The Epley manoeuvre for benign paroxysmal positional vertigo--a systematic review

Clin Otolaryngol Allied Sci. 2002 Dec;27(6):440-5. doi: 10.1046/j.1365-2273.2002.00613.x.


Benign paroxysmal positional vertigo (BPPV) is a syndrome characterized by short-lived episodes of vertigo in association with rapid changes in head position. Current treatment approaches include rehabilitative exercises and physical manoeuvres including the Epley manouevre. Randomized clinical trials of the Epley manoeuvre were identified. Outcome measures that were considered include: frequency and severity of attacks of vertigo; proportion of patients improved by each intervention; and conversion of a 'positive' Dix-Hallpike test to a 'negative' Dix-Hallpike test. Patients who received the Epley manoeuvre were more likely to have complete resolution of their symptoms [odds ratio 4.92 (95% C.I. 1.84-13.16)], and more likely to convert from a positive to negative Dix-Hallpike test [odds ratio 5.67 (95% C.I. 2.21-14.56)]. There were no serious adverse effects of treatment. There is some evidence that the Epley manouevre is a safe effective treatment for posterior canal BPPV.

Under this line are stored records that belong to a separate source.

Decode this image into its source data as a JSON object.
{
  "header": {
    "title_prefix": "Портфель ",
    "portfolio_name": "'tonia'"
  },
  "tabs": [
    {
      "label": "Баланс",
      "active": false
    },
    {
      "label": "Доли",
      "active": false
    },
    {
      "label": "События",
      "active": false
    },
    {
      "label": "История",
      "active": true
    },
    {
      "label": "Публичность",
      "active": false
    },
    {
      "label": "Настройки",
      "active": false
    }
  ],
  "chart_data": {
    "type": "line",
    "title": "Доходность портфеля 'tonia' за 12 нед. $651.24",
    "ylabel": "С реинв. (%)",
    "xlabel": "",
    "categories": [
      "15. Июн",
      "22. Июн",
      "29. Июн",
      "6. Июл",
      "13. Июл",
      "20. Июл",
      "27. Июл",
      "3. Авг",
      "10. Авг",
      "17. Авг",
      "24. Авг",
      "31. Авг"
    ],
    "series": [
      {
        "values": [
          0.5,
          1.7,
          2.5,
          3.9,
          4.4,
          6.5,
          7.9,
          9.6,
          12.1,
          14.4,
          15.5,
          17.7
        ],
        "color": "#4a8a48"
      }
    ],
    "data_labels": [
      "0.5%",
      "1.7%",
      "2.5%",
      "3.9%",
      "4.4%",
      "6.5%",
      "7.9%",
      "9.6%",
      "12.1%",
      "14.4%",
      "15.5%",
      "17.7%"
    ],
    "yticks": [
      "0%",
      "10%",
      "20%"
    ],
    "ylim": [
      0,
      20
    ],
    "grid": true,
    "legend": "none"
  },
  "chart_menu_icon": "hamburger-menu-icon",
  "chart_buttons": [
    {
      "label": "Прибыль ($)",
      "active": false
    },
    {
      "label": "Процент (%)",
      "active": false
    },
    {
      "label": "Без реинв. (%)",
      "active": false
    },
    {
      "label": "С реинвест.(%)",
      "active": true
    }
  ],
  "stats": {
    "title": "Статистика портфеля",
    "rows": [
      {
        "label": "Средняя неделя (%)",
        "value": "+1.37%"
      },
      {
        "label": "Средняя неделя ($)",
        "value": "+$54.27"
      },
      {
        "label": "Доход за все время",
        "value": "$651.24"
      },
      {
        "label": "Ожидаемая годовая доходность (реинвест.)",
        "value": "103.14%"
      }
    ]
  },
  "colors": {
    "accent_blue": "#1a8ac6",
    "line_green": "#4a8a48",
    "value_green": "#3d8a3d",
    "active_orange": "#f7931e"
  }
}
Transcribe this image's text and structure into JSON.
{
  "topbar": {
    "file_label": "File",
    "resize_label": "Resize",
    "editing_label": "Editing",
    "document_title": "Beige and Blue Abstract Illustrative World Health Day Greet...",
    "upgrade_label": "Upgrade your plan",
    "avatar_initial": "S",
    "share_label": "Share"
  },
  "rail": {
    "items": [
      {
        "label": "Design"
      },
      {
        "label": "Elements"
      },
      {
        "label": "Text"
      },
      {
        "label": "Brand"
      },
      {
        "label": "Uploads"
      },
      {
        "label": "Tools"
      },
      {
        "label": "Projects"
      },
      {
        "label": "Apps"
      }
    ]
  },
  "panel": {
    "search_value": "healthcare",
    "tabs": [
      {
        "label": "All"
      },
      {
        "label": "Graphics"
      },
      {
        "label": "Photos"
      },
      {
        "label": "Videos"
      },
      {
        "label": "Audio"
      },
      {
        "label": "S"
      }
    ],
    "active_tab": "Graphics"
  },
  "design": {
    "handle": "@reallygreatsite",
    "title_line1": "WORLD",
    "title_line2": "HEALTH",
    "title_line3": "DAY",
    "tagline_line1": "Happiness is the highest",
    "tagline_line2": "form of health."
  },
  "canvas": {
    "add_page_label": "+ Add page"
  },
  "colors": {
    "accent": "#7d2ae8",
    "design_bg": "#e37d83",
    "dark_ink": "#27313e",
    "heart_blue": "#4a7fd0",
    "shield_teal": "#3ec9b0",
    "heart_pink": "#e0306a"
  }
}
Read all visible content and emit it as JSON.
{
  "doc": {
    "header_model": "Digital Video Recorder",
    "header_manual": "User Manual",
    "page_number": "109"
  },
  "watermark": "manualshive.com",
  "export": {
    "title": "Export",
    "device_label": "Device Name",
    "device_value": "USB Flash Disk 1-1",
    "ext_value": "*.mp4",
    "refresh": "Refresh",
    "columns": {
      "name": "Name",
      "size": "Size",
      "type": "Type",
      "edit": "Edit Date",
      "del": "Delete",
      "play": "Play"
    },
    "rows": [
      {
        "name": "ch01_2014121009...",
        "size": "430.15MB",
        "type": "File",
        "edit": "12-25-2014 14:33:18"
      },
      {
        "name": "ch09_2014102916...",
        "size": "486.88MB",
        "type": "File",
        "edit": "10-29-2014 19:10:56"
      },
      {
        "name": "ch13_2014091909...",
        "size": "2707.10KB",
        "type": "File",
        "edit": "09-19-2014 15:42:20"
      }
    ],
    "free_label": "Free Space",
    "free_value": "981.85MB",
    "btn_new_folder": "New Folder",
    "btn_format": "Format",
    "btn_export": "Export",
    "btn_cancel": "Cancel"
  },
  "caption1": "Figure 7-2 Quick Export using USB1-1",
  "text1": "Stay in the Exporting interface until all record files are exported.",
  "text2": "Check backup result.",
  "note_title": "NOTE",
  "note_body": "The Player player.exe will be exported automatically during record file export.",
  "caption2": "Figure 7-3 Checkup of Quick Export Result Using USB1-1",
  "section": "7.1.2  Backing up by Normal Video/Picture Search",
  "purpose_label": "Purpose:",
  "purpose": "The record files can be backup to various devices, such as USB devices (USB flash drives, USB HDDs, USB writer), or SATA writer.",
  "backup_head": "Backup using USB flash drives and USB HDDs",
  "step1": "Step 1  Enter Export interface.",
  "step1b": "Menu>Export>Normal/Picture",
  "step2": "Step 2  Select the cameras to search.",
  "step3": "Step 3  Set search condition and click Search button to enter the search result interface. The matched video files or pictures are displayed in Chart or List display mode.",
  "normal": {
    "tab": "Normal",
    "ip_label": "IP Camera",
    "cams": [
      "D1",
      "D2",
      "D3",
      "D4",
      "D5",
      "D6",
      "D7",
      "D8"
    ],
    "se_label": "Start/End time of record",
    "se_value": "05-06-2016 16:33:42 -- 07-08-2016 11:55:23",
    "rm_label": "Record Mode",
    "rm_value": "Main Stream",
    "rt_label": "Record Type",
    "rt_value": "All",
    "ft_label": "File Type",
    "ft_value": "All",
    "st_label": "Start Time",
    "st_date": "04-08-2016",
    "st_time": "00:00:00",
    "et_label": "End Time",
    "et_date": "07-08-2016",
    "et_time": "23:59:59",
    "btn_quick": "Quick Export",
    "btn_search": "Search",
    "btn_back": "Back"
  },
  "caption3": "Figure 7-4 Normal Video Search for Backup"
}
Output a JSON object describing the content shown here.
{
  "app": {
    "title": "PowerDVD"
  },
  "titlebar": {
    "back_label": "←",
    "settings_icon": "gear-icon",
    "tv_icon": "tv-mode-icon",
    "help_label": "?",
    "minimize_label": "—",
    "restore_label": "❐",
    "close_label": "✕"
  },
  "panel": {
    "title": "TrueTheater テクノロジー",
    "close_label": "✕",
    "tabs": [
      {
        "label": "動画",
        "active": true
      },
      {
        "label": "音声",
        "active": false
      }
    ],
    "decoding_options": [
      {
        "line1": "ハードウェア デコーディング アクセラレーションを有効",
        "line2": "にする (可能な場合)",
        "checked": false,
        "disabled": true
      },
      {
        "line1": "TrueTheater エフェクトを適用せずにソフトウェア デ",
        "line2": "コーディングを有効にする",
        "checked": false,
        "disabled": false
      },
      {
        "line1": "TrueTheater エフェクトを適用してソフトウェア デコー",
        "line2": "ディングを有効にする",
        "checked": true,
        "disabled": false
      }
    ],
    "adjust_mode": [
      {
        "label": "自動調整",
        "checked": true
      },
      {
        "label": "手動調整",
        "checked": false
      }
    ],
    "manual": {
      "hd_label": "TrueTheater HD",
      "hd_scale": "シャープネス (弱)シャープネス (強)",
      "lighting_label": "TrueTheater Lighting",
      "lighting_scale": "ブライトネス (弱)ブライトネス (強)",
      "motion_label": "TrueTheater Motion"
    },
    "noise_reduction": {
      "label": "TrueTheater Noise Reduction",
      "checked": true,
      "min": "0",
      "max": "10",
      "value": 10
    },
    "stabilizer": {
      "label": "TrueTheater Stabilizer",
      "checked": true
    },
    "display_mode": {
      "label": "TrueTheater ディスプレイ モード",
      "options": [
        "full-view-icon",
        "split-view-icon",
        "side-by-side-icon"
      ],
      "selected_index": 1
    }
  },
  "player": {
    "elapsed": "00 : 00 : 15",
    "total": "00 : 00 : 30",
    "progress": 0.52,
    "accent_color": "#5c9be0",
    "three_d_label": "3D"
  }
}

Publication types

  • Review
  • Systematic Review

MeSH terms

  • Humans
  • Posture
  • Vertigo / therapy*